(Problem details): What is needed is the number of lines in the data below that include "highlighted", stated by itself.

(Website and app data records)

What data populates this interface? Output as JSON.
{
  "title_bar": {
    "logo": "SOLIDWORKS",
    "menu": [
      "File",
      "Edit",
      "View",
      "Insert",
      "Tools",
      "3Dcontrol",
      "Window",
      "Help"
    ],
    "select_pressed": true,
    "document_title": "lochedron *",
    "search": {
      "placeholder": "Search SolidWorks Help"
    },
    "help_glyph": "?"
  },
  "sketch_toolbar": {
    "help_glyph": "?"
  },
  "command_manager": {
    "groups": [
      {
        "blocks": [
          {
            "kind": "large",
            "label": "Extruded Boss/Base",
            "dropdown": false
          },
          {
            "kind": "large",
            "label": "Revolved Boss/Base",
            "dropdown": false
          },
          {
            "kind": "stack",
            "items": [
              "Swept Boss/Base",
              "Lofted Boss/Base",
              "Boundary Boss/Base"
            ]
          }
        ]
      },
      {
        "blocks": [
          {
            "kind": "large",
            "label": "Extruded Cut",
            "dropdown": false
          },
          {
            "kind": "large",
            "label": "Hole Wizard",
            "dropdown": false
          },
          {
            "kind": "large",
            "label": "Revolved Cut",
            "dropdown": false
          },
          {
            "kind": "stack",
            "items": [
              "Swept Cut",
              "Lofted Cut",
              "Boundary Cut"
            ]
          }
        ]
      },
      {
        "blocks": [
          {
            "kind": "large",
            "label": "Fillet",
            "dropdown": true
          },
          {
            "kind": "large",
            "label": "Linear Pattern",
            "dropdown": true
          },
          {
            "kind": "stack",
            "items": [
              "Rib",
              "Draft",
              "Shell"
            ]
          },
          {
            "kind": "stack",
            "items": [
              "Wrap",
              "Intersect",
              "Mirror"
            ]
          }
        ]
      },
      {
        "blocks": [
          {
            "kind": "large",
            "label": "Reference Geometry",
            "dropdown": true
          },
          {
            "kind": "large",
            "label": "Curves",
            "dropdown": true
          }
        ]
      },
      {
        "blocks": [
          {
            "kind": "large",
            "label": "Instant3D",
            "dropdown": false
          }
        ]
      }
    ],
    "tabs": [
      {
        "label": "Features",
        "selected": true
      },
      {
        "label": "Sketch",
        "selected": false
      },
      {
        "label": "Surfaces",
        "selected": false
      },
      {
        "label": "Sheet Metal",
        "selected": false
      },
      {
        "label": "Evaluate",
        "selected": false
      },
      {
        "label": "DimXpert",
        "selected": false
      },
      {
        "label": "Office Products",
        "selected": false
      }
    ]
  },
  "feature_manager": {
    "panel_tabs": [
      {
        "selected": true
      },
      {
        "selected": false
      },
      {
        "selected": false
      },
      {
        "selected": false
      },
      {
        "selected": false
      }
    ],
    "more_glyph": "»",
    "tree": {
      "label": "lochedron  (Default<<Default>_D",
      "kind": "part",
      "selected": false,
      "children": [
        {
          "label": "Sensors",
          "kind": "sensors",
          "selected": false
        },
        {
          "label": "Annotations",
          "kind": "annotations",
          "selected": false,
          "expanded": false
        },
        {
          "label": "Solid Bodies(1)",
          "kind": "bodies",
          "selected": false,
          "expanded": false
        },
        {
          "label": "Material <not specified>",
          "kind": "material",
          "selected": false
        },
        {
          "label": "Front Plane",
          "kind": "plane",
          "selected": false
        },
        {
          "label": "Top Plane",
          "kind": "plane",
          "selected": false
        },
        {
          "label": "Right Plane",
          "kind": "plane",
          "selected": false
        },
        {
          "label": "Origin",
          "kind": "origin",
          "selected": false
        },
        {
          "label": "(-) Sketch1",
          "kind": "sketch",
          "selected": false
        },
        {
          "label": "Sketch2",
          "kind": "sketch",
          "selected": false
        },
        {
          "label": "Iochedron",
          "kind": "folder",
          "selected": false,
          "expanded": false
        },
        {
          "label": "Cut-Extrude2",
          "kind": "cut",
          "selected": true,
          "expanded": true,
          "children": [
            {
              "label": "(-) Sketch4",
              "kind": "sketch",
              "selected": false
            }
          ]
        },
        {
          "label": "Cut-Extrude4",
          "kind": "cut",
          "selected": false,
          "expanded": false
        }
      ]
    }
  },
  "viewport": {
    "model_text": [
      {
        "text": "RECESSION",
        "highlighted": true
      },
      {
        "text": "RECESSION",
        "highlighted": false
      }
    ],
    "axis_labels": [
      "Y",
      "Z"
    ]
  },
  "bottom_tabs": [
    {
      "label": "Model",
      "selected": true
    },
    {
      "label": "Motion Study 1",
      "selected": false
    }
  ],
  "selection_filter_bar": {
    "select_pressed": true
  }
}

(Task answer): 2